6 months ago

Yeah, kind of sucks for Bloom that he will likely be forever remembered as the guy who traded Mookie Betts. A lot of that blame should fall on the ownership, as they made the decision to cut payroll. But, the return for Betts has been really really underwhelming, which likely won’t help Bloom’s future reputation.

tz
6 months ago
Reply to  v2micca

As a Red Sox fan and a frequent critic of Bloom, I agree that trading Mookie is 100% on the ownership. They were looking to move David Price before his 10-and-5 no-trade rights vested, and the Dodgers were more than happy to give Sox ownership that additional payroll relief to land Mookie.

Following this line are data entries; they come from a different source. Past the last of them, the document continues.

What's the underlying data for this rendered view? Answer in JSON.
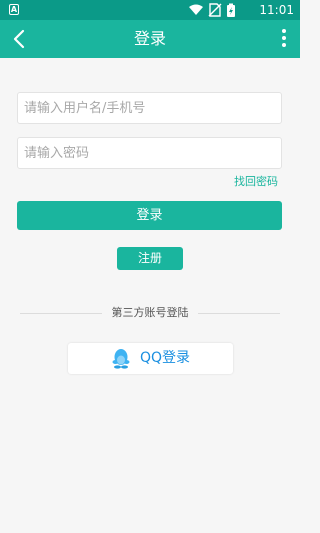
{
  "status_bar": {
    "notification_letter": "A",
    "time": "11:01"
  },
  "app_bar": {
    "title": "登录"
  },
  "form": {
    "username_placeholder": "请输入用户名/手机号",
    "password_placeholder": "请输入密码",
    "forgot_password": "找回密码",
    "login_label": "登录",
    "register_label": "注册"
  },
  "third_party": {
    "label": "第三方账号登陆",
    "qq_label": "QQ登录"
  },
  "colors": {
    "primary": "#1ab59e",
    "status_bar": "#0b9a88",
    "qq_blue": "#1a8fe0",
    "background": "#f6f6f6"
  },
  "icons": {
    "back": "chevron-left-icon",
    "more": "more-vertical-icon",
    "qq": "qq-penguin-icon",
    "wifi": "wifi-icon",
    "no_sim": "no-sim-icon",
    "battery": "battery-charging-icon"
  }
}
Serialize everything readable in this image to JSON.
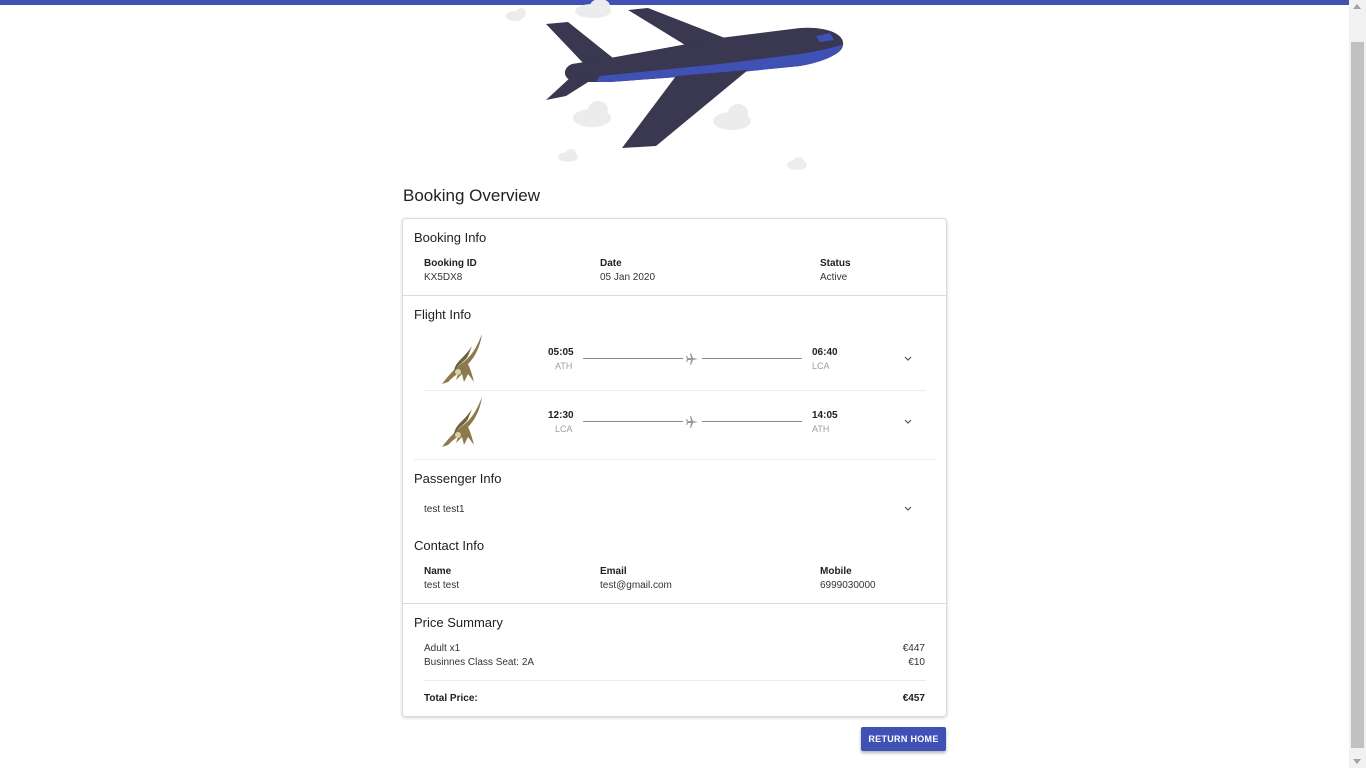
{
  "page": {
    "title": "Booking Overview",
    "accent_color": "#3f51b5"
  },
  "booking_info": {
    "title": "Booking Info",
    "booking_id_label": "Booking ID",
    "booking_id": "KX5DX8",
    "date_label": "Date",
    "date": "05 Jan 2020",
    "status_label": "Status",
    "status": "Active"
  },
  "flight_info": {
    "title": "Flight Info",
    "flights": [
      {
        "dep_time": "05:05",
        "dep_code": "ATH",
        "arr_time": "06:40",
        "arr_code": "LCA"
      },
      {
        "dep_time": "12:30",
        "dep_code": "LCA",
        "arr_time": "14:05",
        "arr_code": "ATH"
      }
    ]
  },
  "passenger_info": {
    "title": "Passenger Info",
    "passengers": [
      "test test1"
    ]
  },
  "contact_info": {
    "title": "Contact Info",
    "name_label": "Name",
    "name": "test test",
    "email_label": "Email",
    "email": "test@gmail.com",
    "mobile_label": "Mobile",
    "mobile": "6999030000"
  },
  "price_summary": {
    "title": "Price Summary",
    "items": [
      {
        "label": "Adult x1",
        "amount": "€447"
      },
      {
        "label": "Businnes Class Seat: 2A",
        "amount": "€10"
      }
    ],
    "total_label": "Total Price:",
    "total_amount": "€457"
  },
  "actions": {
    "return_home_label": "RETURN HOME"
  },
  "icons": {
    "plane": "airplane-illustration",
    "logo": "airline-eagle-logo",
    "route": "airplane-icon",
    "expand": "chevron-down-icon"
  }
}
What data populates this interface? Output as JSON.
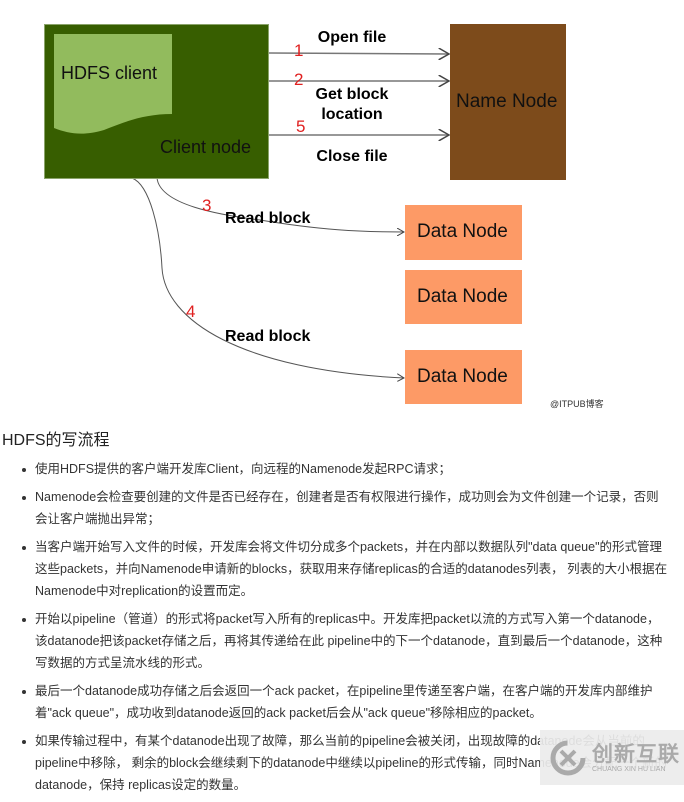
{
  "diagram": {
    "client_node": {
      "label": "Client node",
      "color": "#375e00"
    },
    "hdfs_client": {
      "label": "HDFS client",
      "color": "#92bb5d"
    },
    "name_node": {
      "label": "Name Node",
      "color": "#7d4b1b"
    },
    "data_nodes": [
      {
        "label": "Data Node"
      },
      {
        "label": "Data Node"
      },
      {
        "label": "Data Node"
      }
    ],
    "data_node_color": "#fd9a66",
    "steps": [
      {
        "num": "1",
        "label": "Open file"
      },
      {
        "num": "2",
        "label": "Get block location"
      },
      {
        "num": "5",
        "label": "Close file"
      },
      {
        "num": "3",
        "label": "Read block"
      },
      {
        "num": "4",
        "label": "Read block"
      }
    ],
    "credit": "@ITPUB博客"
  },
  "article": {
    "heading": "HDFS的写流程",
    "items": [
      "使用HDFS提供的客户端开发库Client，向远程的Namenode发起RPC请求；",
      "Namenode会检查要创建的文件是否已经存在，创建者是否有权限进行操作，成功则会为文件创建一个记录，否则会让客户端抛出异常；",
      "当客户端开始写入文件的时候，开发库会将文件切分成多个packets，并在内部以数据队列\"data queue\"的形式管理这些packets，并向Namenode申请新的blocks，获取用来存储replicas的合适的datanodes列表， 列表的大小根据在Namenode中对replication的设置而定。",
      "开始以pipeline（管道）的形式将packet写入所有的replicas中。开发库把packet以流的方式写入第一个datanode，该datanode把该packet存储之后，再将其传递给在此 pipeline中的下一个datanode，直到最后一个datanode，这种写数据的方式呈流水线的形式。",
      "最后一个datanode成功存储之后会返回一个ack packet，在pipeline里传递至客户端，在客户端的开发库内部维护着\"ack queue\"，成功收到datanode返回的ack packet后会从\"ack queue\"移除相应的packet。",
      "如果传输过程中，有某个datanode出现了故障，那么当前的pipeline会被关闭，出现故障的datanode会从当前的pipeline中移除， 剩余的block会继续剩下的datanode中继续以pipeline的形式传输，同时Namenode会分配一个新的datanode，保持 replicas设定的数量。"
    ]
  },
  "watermark": {
    "name": "创新互联",
    "pinyin": "CHUANG XIN HU LIAN"
  }
}
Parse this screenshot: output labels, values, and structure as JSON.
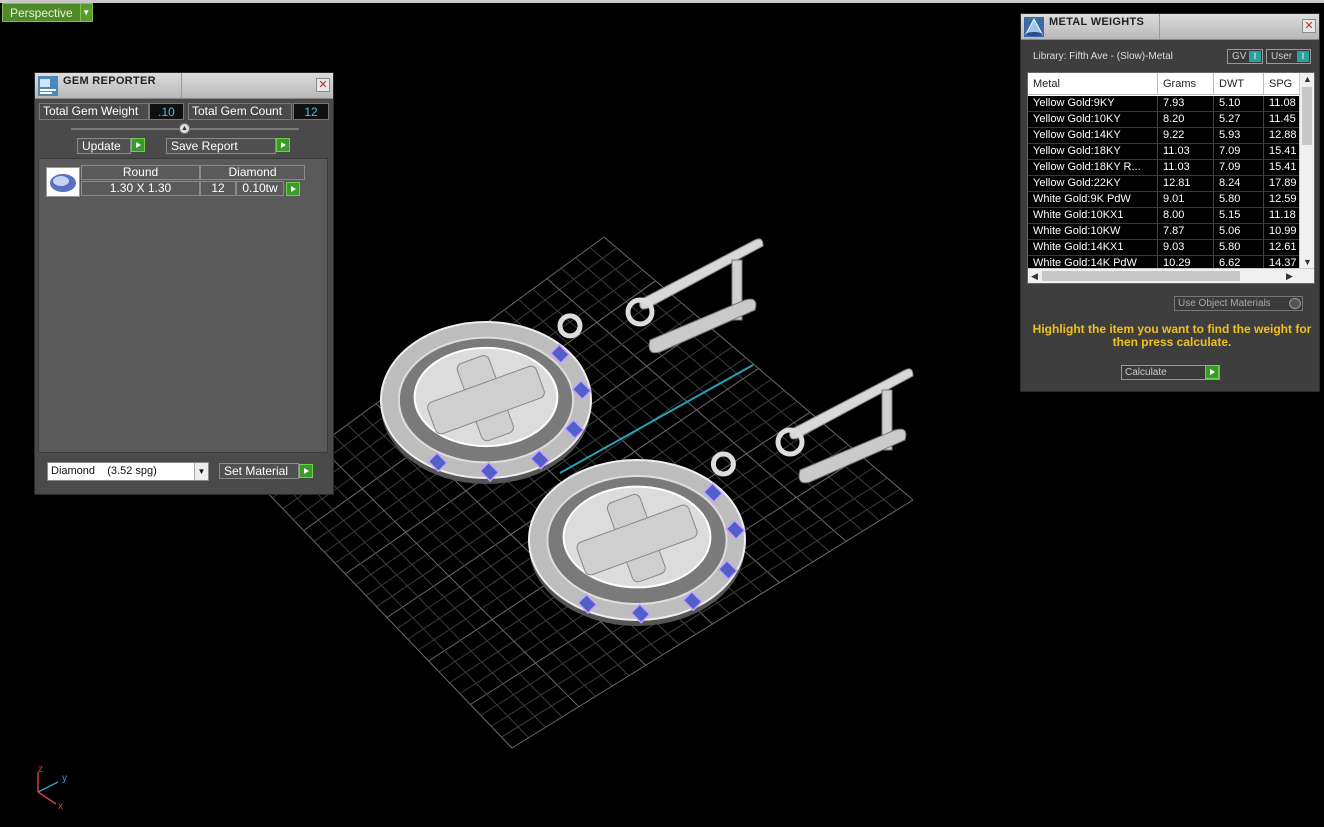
{
  "viewport": {
    "view_label": "Perspective",
    "axes": {
      "z": "z",
      "y": "y",
      "x": "x"
    }
  },
  "gem_reporter": {
    "title": "GEM REPORTER",
    "total_weight_label": "Total Gem Weight",
    "total_weight_value": ".10",
    "total_count_label": "Total Gem Count",
    "total_count_value": "12",
    "update_label": "Update",
    "save_label": "Save Report",
    "columns": {
      "shape": "Round",
      "material": "Diamond"
    },
    "gem": {
      "size": "1.30 X 1.30",
      "count": "12",
      "weight": "0.10tw"
    },
    "material_select": "Diamond    (3.52 spg)",
    "set_material_label": "Set Material"
  },
  "metal_weights": {
    "title": "METAL WEIGHTS",
    "library": "Library: Fifth Ave - (Slow)-Metal",
    "gv_label": "GV",
    "user_label": "User",
    "toggle_symbol": "I",
    "headers": [
      "Metal",
      "Grams",
      "DWT",
      "SPG"
    ],
    "rows": [
      [
        "Yellow Gold:9KY",
        "7.93",
        "5.10",
        "11.08"
      ],
      [
        "Yellow Gold:10KY",
        "8.20",
        "5.27",
        "11.45"
      ],
      [
        "Yellow Gold:14KY",
        "9.22",
        "5.93",
        "12.88"
      ],
      [
        "Yellow Gold:18KY",
        "11.03",
        "7.09",
        "15.41"
      ],
      [
        "Yellow Gold:18KY R...",
        "11.03",
        "7.09",
        "15.41"
      ],
      [
        "Yellow Gold:22KY",
        "12.81",
        "8.24",
        "17.89"
      ],
      [
        "White Gold:9K PdW",
        "9.01",
        "5.80",
        "12.59"
      ],
      [
        "White Gold:10KX1",
        "8.00",
        "5.15",
        "11.18"
      ],
      [
        "White Gold:10KW",
        "7.87",
        "5.06",
        "10.99"
      ],
      [
        "White Gold:14KX1",
        "9.03",
        "5.80",
        "12.61"
      ],
      [
        "White Gold:14K PdW",
        "10.29",
        "6.62",
        "14.37"
      ]
    ],
    "use_object_label": "Use Object Materials",
    "hint": "Highlight the item you want to find the weight for then press calculate.",
    "calculate_label": "Calculate"
  }
}
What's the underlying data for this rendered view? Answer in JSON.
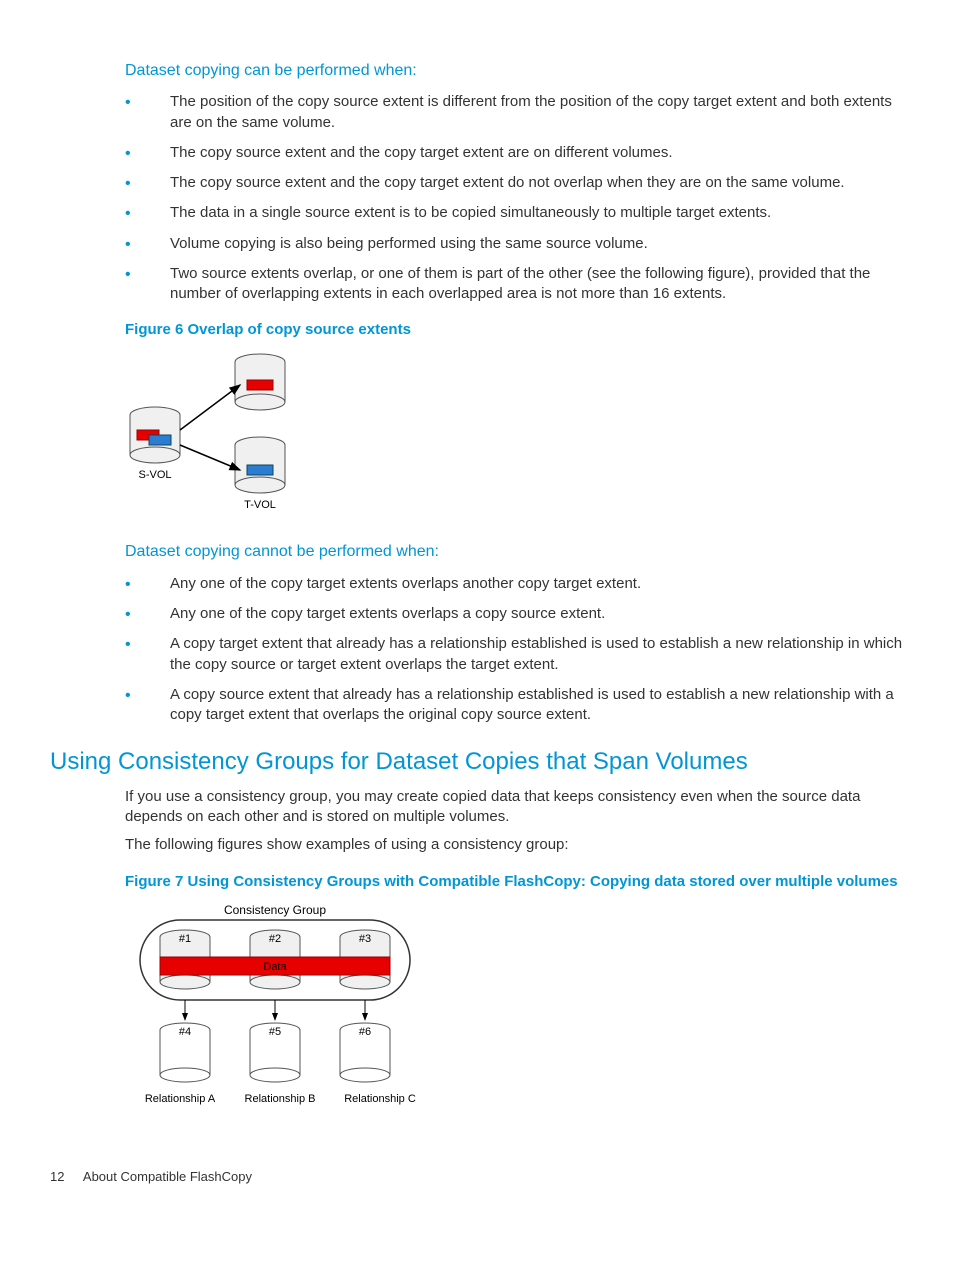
{
  "sections": {
    "sub1": "Dataset copying can be performed when:",
    "sub2": "Dataset copying cannot be performed when:",
    "h2": "Using Consistency Groups for Dataset Copies that Span Volumes"
  },
  "bullets_can": [
    "The position of the copy source extent is different from the position of the copy target extent and both extents are on the same volume.",
    "The copy source extent and the copy target extent are on different volumes.",
    "The copy source extent and the copy target extent do not overlap when they are on the same volume.",
    "The data in a single source extent is to be copied simultaneously to multiple target extents.",
    "Volume copying is also being performed using the same source volume.",
    "Two source extents overlap, or one of them is part of the other (see the following figure), provided that the number of overlapping extents in each overlapped area is not more than 16 extents."
  ],
  "bullets_cannot": [
    "Any one of the copy target extents overlaps another copy target extent.",
    "Any one of the copy target extents overlaps a copy source extent.",
    "A copy target extent that already has a relationship established is used to establish a new relationship in which the copy source or target extent overlaps the target extent.",
    "A copy source extent that already has a relationship established is used to establish a new relationship with a copy target extent that overlaps the original copy source extent."
  ],
  "figure6_caption": "Figure 6 Overlap of copy source extents",
  "figure7_caption": "Figure 7 Using Consistency Groups with Compatible FlashCopy: Copying data stored over multiple volumes",
  "paragraphs": {
    "p1": "If you use a consistency group, you may create copied data that keeps consistency even when the source data depends on each other and is stored on multiple volumes.",
    "p2": "The following figures show examples of using a consistency group:"
  },
  "fig6": {
    "svol": "S-VOL",
    "tvol": "T-VOL"
  },
  "fig7": {
    "cg": "Consistency Group",
    "c1": "#1",
    "c2": "#2",
    "c3": "#3",
    "c4": "#4",
    "c5": "#5",
    "c6": "#6",
    "data": "Data",
    "ra": "Relationship A",
    "rb": "Relationship B",
    "rc": "Relationship C"
  },
  "footer": {
    "page": "12",
    "chapter": "About Compatible FlashCopy"
  }
}
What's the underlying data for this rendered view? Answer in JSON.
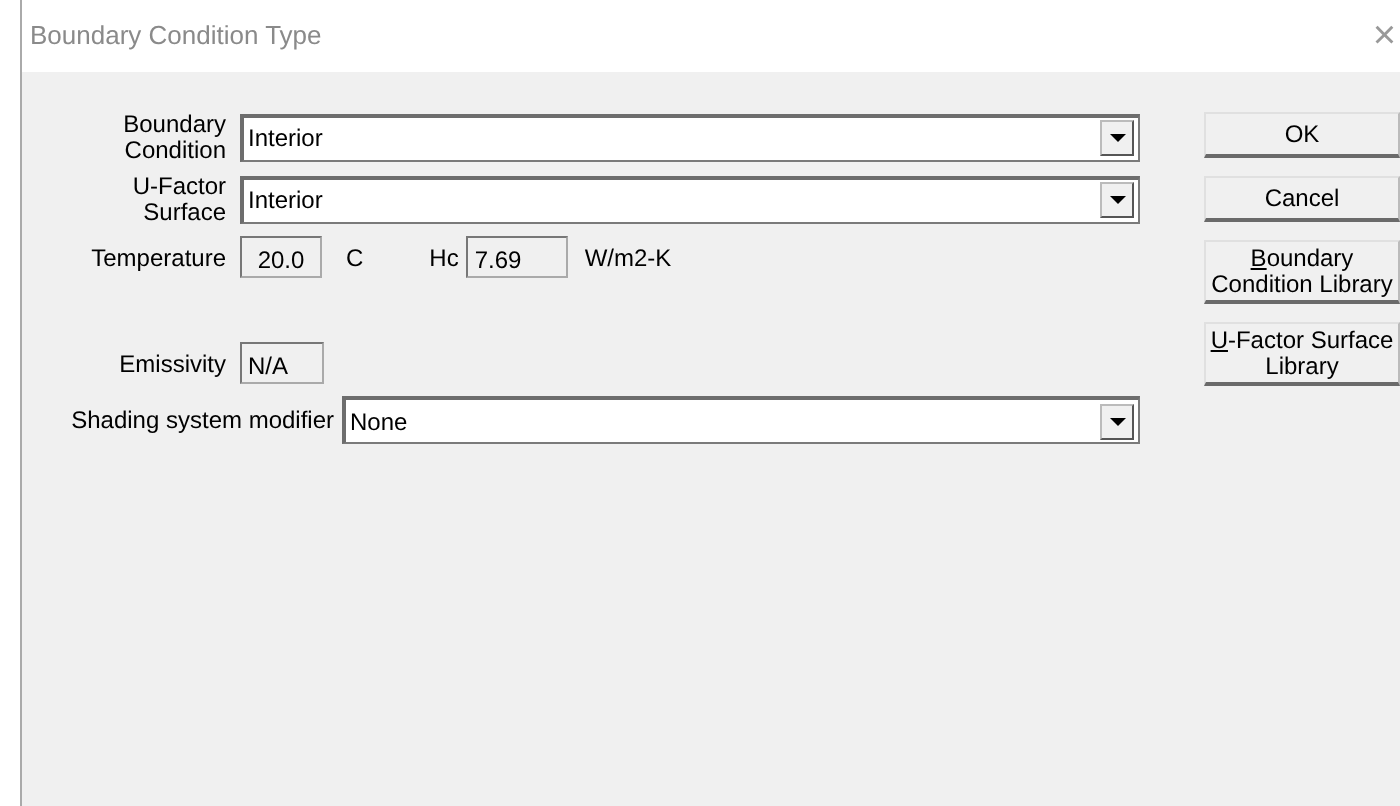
{
  "window": {
    "title": "Boundary Condition Type",
    "close": "×"
  },
  "boundary_condition": {
    "label": "Boundary\nCondition",
    "value": "Interior"
  },
  "u_factor_surface": {
    "label": "U-Factor\nSurface",
    "value": "Interior"
  },
  "temperature": {
    "label": "Temperature",
    "value": "20.0",
    "unit": "C"
  },
  "hc": {
    "label": "Hc",
    "value": "7.69",
    "unit": "W/m2-K"
  },
  "emissivity": {
    "label": "Emissivity",
    "value": "N/A"
  },
  "shading_system_modifier": {
    "label": "Shading system modifier",
    "value": "None"
  },
  "buttons": [
    {
      "rest": "OK"
    },
    {
      "rest": "Cancel"
    },
    {
      "access_key": "B",
      "rest": "oundary\nCondition Library"
    },
    {
      "access_key": "U",
      "rest": "-Factor Surface\nLibrary"
    }
  ]
}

And with that as the backdrop, I wasn’t surprised that the return was mediocre. Maybe you fault Bloom for not taking Graterol as part of the package, but even that’s just splitting hairs.

sadtrombonemember
6 months ago
Reply to  tz

Maybe they never said he had to do it. But it is obvious they hired him specifically because he told them what they wanted to hear–that they could get below the tax line immediately and it was okay to trade Betts and they could win the world series and have a more consistent team without going above the tax line. So it is Bloom’s fault, sort of. But the Red Sox were going to keep looking for someone until they found a person willing to do it.

soaktherichmember
6 months ago
Reply to  v2micca

Trading Betts because the ownership wanted to cut payroll is an incredible and probably inaccurate oversimplification. The main issue was that by re-signing Sale and Eovaldi, as well as extending Bogaerts two years before Betts was due to become a FA, there was no way the team could also bid for Betts (with no guarantee of landing him) without incurring multiple years of stiff CBT penalties if they were successful. The timing (should BOS have put their payroll on hold for two years for only the opportunity to bid on Betts? they decided not to) and Betts’s insistence on waiting until FA (obviously his right) essentially signed his ticket out of town. The CBT system works! Parity prevails! LAD fans, rejoice!

Dmjn53
6 months ago
Reply to  v2micca

I’m just not sure how much better they could have done if we assume that Price’s dead weight had to be tied to any deal. I don’t think a 60 FV prospect was ever going to be on the table

synco
6 months ago
Reply to  v2micca

Trading a superstar with only one year left is a recipe for a crap sandwich. The fanbase expects you’re going to get every star prospect in the world (and that they’re all going to pan out) because you traded Mookie Freaking Betts. But the reality is that no one’s going to give you tons for one year, and even if they do the guys you traded for might not pan out.

Short version: a lot of things have to go right to make trading a guy with one year left worth it. Maybe it’s better to just play it out.

RoyalsFan#14321member
6 months ago
Reply to  v2micca

I think it’s really hard to measure what hurt Bloom’s reputation took (or _will_ take) with the Betts trade…

There is simply no way to trade a generational talent and get back a positive return and even keeping Graterol in the deal doesn’t change that much.